BEGIN Excerpted data
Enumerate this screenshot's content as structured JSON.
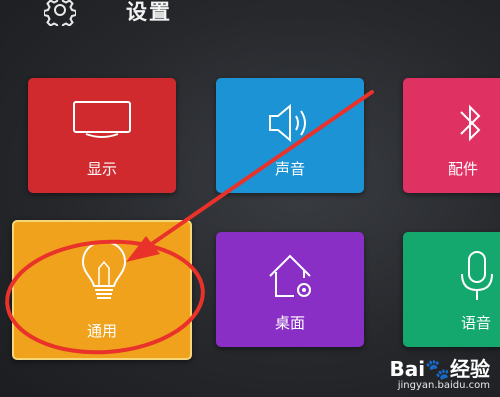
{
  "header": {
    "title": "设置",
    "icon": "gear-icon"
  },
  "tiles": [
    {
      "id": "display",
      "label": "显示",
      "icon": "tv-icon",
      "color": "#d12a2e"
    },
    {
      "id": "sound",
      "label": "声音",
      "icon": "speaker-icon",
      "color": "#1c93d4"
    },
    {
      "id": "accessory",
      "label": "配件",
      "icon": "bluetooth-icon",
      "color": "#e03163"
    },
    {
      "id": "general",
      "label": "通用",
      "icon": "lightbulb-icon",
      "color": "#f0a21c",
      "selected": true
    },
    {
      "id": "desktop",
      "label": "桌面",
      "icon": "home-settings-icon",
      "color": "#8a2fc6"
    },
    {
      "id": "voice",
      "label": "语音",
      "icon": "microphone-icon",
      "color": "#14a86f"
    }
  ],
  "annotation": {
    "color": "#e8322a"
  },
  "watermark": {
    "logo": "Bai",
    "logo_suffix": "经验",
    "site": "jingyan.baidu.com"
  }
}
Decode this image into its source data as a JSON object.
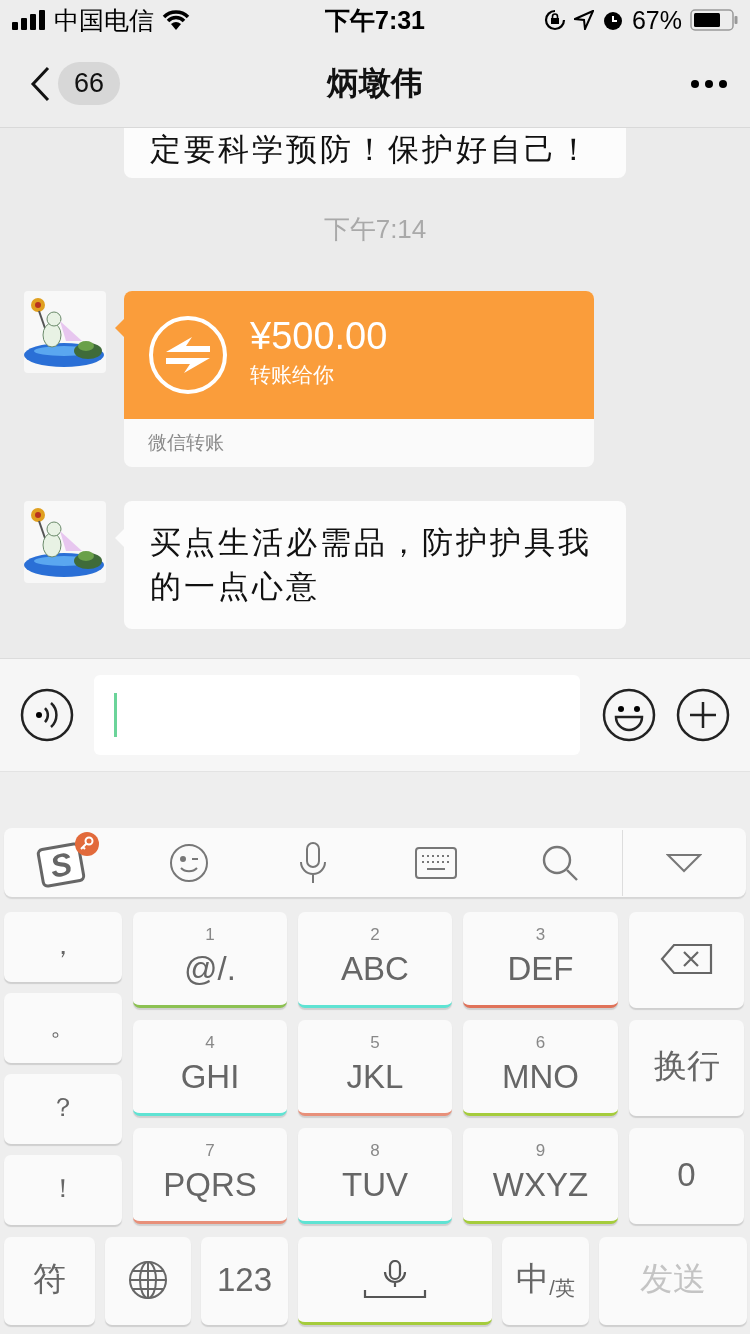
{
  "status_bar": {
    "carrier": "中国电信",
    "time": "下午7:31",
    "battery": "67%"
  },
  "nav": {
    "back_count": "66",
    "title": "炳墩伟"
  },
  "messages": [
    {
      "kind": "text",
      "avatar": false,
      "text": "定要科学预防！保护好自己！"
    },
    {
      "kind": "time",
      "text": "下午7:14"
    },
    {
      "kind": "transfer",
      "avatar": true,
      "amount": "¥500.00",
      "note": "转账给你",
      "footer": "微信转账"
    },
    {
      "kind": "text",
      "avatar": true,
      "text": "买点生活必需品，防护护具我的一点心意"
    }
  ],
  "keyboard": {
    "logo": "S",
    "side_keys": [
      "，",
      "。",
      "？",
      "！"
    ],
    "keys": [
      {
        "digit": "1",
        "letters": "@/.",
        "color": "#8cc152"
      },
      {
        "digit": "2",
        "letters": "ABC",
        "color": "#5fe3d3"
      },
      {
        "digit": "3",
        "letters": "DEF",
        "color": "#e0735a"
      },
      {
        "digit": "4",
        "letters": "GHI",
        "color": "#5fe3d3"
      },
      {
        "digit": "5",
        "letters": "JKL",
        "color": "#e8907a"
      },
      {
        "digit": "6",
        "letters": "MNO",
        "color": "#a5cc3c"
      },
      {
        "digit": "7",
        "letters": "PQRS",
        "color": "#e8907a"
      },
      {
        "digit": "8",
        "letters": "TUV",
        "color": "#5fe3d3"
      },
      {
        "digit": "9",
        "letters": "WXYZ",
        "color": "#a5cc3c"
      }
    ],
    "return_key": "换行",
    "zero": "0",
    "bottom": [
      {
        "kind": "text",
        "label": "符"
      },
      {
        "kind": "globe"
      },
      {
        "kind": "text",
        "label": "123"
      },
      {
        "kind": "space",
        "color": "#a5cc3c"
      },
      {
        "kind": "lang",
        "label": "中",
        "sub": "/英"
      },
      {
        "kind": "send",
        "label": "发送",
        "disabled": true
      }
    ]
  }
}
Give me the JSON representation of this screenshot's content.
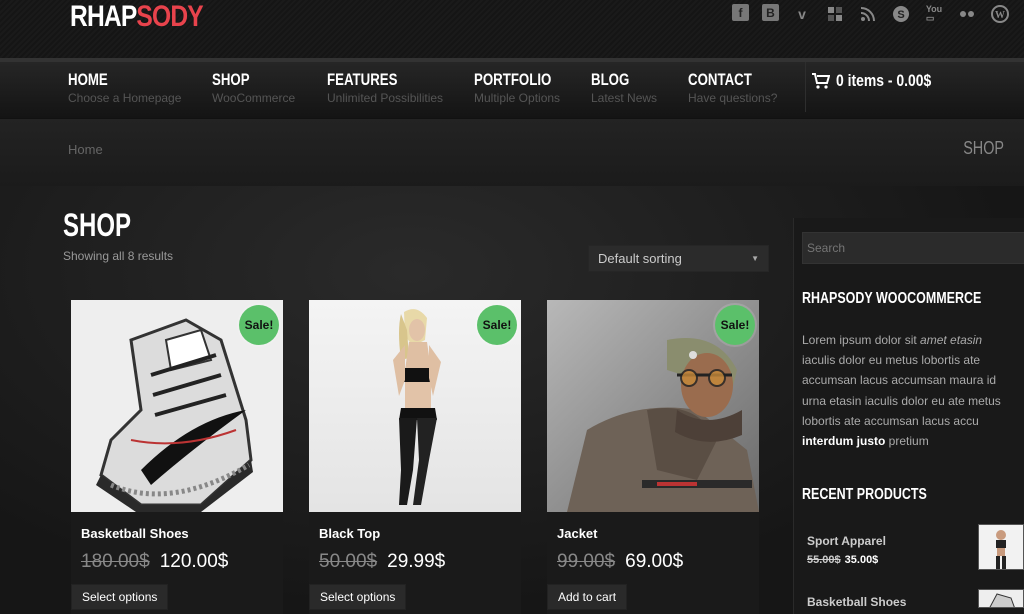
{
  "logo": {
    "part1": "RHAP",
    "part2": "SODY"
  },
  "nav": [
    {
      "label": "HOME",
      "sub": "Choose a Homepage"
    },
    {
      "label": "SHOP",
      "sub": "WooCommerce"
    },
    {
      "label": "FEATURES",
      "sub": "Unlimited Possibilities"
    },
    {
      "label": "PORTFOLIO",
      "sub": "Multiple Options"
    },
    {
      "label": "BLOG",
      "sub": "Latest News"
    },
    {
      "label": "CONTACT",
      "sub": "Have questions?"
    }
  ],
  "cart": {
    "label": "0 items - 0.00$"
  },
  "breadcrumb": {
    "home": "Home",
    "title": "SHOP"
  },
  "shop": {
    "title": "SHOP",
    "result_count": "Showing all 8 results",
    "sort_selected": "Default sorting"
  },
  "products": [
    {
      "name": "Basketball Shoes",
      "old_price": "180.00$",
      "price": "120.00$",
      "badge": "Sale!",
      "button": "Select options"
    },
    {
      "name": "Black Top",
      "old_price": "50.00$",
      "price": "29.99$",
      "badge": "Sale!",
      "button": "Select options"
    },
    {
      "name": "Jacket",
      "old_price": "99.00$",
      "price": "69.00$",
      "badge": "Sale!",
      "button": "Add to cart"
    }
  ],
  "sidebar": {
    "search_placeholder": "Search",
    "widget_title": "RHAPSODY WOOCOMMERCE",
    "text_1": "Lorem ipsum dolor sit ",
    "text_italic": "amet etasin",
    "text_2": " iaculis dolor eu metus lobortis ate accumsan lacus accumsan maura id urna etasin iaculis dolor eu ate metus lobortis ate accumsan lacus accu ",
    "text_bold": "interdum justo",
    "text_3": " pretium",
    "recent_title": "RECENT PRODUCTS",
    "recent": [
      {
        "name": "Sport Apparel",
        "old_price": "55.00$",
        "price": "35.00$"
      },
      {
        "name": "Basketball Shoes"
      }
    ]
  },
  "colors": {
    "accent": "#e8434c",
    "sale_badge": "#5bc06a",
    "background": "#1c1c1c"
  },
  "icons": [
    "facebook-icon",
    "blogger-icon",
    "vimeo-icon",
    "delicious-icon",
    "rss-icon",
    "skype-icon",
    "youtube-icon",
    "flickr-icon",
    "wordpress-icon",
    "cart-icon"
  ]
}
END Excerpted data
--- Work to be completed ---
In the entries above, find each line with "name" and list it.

--- Result of the task ---
      "name": "Basketball Shoes",
      "name": "Black Top",
      "name": "Jacket",
        "name": "Sport Apparel",
        "name": "Basketball Shoes"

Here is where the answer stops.